## DATA EXTRACT

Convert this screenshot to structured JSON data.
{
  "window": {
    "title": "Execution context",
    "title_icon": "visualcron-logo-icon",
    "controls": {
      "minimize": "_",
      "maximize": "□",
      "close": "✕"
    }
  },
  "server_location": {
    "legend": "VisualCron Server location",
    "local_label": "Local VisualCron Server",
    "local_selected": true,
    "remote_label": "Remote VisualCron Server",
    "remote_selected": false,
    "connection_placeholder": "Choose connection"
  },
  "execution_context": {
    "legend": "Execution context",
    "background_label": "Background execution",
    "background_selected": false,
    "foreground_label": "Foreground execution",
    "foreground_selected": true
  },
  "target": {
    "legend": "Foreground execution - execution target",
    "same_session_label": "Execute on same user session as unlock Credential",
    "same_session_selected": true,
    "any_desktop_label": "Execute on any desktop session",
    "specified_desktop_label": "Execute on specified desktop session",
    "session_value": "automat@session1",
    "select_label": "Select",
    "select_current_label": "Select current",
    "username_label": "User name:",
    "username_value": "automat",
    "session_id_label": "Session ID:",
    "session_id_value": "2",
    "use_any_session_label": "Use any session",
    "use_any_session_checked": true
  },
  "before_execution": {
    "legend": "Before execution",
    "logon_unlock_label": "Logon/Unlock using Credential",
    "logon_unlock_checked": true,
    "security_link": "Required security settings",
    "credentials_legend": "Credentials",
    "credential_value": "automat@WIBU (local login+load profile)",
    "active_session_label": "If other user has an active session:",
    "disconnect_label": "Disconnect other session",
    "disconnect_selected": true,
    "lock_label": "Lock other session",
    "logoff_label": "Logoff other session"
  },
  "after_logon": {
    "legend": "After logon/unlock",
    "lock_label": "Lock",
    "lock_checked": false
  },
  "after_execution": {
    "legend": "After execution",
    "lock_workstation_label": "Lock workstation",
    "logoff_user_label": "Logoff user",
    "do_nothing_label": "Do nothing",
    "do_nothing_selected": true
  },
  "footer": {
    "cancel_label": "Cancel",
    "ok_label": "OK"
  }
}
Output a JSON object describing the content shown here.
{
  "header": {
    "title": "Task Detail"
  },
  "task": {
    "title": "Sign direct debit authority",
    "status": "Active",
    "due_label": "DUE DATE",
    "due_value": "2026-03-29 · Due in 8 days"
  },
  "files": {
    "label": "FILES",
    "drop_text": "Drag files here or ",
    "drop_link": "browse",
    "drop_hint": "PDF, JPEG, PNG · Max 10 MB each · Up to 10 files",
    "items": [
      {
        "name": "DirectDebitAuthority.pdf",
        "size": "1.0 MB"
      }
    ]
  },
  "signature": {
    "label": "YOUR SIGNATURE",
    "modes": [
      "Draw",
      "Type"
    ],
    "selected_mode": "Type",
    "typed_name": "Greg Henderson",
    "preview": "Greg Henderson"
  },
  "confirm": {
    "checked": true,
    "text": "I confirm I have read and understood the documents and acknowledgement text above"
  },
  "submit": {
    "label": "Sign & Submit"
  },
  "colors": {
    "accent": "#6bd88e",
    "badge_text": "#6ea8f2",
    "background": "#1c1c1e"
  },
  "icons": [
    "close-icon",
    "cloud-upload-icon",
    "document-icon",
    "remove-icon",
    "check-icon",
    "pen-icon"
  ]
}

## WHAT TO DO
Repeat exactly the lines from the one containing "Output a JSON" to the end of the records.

## RESULT FOR THIS EXERCISE
Output a JSON object describing the content shown here.
{
  "header": {
    "title": "Task Detail"
  },
  "task": {
    "title": "Sign direct debit authority",
    "status": "Active",
    "due_label": "DUE DATE",
    "due_value": "2026-03-29 · Due in 8 days"
  },
  "files": {
    "label": "FILES",
    "drop_text": "Drag files here or ",
    "drop_link": "browse",
    "drop_hint": "PDF, JPEG, PNG · Max 10 MB each · Up to 10 files",
    "items": [
      {
        "name": "DirectDebitAuthority.pdf",
        "size": "1.0 MB"
      }
    ]
  },
  "signature": {
    "label": "YOUR SIGNATURE",
    "modes": [
      "Draw",
      "Type"
    ],
    "selected_mode": "Type",
    "typed_name": "Greg Henderson",
    "preview": "Greg Henderson"
  },
  "confirm": {
    "checked": true,
    "text": "I confirm I have read and understood the documents and acknowledgement text above"
  },
  "submit": {
    "label": "Sign & Submit"
  },
  "colors": {
    "accent": "#6bd88e",
    "badge_text": "#6ea8f2",
    "background": "#1c1c1e"
  },
  "icons": [
    "close-icon",
    "cloud-upload-icon",
    "document-icon",
    "remove-icon",
    "check-icon",
    "pen-icon"
  ]
}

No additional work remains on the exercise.